Future proofing New Zealand's shellfish aquaculture
Ocean acidification is the name given to the on-going decrease in the pH of the earth's oceans, driven by increasing levels of carbon dioxide (CO2) in the atmosphere.
This increasing acidity could have negative consequences for marine-based calcifying organisms (those that create shells or hard outer skeletons) across the food chain, from the microscopic foraminifera through to corals, crustaceans and molluscs.
It also has implications for industries that farm or harvest these species, such as the aquaculture sector, as increased acidity can affect shell formation, energy usage and ultimately growth and survival of stock, in particular the young shellfish.

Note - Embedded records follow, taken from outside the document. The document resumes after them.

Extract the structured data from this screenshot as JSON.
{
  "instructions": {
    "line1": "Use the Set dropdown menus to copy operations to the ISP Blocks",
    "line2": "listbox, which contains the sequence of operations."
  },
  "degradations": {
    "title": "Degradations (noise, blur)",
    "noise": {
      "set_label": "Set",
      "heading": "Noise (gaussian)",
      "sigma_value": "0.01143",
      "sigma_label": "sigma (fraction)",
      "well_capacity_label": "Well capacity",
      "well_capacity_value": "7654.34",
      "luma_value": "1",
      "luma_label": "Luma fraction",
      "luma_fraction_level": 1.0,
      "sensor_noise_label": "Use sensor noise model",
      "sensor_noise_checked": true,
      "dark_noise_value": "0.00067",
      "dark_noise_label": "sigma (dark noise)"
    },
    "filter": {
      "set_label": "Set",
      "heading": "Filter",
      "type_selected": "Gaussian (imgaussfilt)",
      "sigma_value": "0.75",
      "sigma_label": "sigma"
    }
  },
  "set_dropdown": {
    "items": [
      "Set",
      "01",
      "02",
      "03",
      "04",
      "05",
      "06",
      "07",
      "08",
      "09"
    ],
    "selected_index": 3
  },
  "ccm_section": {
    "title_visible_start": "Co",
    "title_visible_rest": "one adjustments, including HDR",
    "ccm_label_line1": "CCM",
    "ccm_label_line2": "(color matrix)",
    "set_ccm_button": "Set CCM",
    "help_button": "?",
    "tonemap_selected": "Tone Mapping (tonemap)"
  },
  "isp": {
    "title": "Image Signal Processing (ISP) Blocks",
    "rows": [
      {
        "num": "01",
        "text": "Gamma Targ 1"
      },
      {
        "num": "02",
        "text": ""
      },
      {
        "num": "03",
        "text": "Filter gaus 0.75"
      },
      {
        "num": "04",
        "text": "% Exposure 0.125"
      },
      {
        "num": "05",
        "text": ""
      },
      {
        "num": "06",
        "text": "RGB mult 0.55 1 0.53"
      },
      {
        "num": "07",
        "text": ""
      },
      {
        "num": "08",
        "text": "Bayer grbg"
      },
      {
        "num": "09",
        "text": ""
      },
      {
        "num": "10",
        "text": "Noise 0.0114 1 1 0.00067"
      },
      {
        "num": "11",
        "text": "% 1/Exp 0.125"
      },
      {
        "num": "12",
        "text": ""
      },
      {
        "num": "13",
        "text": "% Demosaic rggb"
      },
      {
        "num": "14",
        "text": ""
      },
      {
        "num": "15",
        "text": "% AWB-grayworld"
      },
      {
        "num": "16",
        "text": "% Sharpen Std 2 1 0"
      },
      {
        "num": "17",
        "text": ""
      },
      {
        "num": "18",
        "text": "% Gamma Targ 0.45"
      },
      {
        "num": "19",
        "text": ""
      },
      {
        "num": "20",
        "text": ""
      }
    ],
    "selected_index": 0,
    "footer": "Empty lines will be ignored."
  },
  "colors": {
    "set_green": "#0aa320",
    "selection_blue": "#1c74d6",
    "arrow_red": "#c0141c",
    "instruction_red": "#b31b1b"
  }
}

In December 2013 the workshop, 'Future proofing New Zealand's shellfish aquaculture: monitoring and adaptation to ocean acidification', was held in Nelson to help marine farmers, industry groups and government agencies understand and plan for potential effects of ocean acidification on commercial shellfish operations.
The two-day workshop was organised by the Ministry for Primary Industries, NIWA, Cawthron Institute, Sustainable Fisheries Partnership, and the US State Department, among others.
This video was produced as a direct result of the workshop:
At the workshop, United States' marine farmers and researchers shared their experiences after CO2 -rich upwelling off the Pacific northwest coast initially caused an 80 percent decline in production of Pacific oyster larvae.
"There are key lessons to be learned from our colleagues in the United States that will assist us in focussing research, planning and management practices to enable the industry to grow despite pH decline," Cawthron shellfish physiologist Dr Norman Ragg says.
Read about the workshop on the Ministry for Primary Industries' website.